Results
A total of 68 patients were selected. Among them, 39 (57.4%) showed bradycardia, and 56 (82.4%) were treated with dexmedetomidine. The odds ratio for bradycardia in the carbon monoxide poisoning group compared to the cardiac arrest group and in patients with higher body weight were 7.448 (95% confidence interval [CI] 1.834-30.244, p = 0.005) and 1.058 (95% CI 1.002-1.123, p = 0.044), respectively. In the bradycardia with dexmedetomidine group, the infusion rate of dexmedetomidine was 0.41 ± 0.15 μg/kg/h. Decisions of charged doctor’s were 1) slowing infusion rate and 2) stopping infusion or administering atropine for bradycardia. No cases required cardiac pacing or worsened to asystole.
Conclusions

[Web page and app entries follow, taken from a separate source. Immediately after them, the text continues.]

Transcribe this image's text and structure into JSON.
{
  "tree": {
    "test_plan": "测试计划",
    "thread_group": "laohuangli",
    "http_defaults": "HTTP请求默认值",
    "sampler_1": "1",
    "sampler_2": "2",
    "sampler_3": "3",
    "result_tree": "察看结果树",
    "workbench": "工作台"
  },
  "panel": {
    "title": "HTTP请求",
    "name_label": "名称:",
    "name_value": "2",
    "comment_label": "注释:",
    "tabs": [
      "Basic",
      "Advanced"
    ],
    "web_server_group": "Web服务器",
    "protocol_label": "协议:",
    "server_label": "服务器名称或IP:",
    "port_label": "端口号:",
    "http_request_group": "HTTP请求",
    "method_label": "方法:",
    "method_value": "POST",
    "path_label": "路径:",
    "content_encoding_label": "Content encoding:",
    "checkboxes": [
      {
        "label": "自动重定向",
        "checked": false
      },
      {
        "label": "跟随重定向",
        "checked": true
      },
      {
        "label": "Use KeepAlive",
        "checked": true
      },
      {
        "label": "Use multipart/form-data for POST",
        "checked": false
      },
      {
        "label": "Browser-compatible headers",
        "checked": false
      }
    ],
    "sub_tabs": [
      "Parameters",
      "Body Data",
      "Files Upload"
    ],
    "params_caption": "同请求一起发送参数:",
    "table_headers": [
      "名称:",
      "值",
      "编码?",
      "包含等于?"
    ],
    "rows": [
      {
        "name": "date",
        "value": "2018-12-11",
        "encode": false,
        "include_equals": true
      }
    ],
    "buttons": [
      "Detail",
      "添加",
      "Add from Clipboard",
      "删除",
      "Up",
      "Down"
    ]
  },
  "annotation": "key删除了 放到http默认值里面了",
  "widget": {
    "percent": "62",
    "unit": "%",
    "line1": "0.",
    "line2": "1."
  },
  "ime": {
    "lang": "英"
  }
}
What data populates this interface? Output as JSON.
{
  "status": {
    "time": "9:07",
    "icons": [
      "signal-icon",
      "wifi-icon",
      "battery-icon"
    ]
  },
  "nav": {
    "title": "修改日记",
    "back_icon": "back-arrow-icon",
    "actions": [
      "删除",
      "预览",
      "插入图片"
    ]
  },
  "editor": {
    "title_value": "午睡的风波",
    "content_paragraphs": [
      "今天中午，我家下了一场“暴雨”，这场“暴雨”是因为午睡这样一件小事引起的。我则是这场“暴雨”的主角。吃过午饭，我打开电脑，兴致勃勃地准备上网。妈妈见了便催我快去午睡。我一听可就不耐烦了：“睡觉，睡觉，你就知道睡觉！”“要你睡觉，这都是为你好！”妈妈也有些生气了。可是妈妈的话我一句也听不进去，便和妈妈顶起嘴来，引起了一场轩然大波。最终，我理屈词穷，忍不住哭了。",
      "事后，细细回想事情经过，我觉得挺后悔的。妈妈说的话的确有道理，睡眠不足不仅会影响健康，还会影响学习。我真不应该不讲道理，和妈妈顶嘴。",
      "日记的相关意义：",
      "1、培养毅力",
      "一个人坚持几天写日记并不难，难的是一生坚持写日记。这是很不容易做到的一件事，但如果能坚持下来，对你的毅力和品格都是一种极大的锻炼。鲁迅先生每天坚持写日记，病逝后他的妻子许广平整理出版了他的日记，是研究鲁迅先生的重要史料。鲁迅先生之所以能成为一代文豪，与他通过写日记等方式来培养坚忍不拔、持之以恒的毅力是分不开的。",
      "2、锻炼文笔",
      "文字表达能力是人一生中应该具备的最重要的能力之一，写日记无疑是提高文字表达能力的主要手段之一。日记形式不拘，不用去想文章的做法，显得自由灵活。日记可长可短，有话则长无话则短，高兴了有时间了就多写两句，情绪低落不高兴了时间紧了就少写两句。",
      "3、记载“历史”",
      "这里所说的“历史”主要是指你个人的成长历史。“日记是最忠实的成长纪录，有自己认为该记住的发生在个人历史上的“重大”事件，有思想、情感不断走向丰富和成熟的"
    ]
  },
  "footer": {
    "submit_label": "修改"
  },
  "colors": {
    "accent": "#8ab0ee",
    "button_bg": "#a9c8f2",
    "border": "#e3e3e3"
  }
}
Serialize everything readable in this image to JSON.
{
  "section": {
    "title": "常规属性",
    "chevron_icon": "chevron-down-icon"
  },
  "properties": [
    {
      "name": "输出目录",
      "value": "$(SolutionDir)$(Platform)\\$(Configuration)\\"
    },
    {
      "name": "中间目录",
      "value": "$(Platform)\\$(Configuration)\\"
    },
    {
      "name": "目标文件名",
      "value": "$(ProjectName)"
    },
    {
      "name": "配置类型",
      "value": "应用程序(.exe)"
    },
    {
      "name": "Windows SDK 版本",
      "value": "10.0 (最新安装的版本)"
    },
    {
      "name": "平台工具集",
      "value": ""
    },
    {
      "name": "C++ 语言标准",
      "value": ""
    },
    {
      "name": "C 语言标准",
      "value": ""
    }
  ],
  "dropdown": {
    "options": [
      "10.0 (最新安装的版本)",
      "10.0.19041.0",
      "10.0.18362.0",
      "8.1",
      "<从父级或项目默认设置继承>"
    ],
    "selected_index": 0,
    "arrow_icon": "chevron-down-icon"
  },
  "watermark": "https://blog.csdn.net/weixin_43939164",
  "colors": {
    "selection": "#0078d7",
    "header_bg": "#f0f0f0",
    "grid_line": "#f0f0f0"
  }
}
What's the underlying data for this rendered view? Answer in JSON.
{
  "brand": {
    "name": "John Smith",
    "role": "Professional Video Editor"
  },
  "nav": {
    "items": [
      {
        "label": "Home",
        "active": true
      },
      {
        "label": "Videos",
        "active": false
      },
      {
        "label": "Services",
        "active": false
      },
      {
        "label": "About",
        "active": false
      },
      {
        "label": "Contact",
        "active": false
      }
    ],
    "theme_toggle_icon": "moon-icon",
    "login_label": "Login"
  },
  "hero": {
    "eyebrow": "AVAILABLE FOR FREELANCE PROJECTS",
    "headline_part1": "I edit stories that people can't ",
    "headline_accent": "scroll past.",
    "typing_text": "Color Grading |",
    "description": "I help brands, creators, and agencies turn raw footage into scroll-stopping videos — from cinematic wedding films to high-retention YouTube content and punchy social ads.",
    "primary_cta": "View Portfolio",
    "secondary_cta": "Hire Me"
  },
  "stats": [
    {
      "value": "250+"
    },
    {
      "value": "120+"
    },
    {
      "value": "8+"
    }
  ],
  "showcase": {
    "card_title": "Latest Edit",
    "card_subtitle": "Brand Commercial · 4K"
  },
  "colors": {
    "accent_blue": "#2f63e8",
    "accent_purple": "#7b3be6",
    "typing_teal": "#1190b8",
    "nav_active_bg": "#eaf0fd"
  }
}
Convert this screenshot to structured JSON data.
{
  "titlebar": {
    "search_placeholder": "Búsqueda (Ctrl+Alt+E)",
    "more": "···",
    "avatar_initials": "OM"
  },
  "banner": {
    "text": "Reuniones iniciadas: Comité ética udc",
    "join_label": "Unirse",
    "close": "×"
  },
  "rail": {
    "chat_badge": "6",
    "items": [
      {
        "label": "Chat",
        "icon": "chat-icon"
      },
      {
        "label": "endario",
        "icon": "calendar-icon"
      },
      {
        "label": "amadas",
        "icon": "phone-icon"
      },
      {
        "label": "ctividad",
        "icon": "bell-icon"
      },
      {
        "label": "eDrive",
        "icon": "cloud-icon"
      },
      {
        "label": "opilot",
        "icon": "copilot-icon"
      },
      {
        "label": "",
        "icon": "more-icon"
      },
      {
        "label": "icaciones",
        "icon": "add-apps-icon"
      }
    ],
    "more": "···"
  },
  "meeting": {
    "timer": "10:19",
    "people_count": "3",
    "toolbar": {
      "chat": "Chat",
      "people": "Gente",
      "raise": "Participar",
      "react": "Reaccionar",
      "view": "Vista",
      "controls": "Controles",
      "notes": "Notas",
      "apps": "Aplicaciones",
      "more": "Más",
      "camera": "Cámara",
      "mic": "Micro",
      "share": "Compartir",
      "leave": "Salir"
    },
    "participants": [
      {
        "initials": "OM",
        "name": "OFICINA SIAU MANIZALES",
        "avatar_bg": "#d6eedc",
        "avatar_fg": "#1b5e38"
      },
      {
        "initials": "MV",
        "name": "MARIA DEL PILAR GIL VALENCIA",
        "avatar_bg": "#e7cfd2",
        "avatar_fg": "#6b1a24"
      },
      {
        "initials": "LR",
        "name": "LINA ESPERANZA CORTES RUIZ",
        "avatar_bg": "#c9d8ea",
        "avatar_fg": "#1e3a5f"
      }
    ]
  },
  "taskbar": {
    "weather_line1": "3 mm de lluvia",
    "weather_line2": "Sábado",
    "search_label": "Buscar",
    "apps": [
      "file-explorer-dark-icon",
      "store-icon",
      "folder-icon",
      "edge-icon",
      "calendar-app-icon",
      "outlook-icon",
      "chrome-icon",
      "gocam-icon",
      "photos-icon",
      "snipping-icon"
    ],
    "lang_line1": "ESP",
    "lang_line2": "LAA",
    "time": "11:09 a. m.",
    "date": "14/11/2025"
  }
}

Despite the frequent occurrence of bradycardia after administration of dexmedetomidine during 33℃ target temperature management, bradycardia was completely recovered after reducing infusion rate or stopping infusion. However, reducing the infusion rate of dexmedetomidine lower than the standard maintenance dose could be necessary to prevent bradycardia from developing in patients with higher body weight or carbon monoxide poisoning during 33℃ targeted temperature management.

ACC : Acute and Critical Care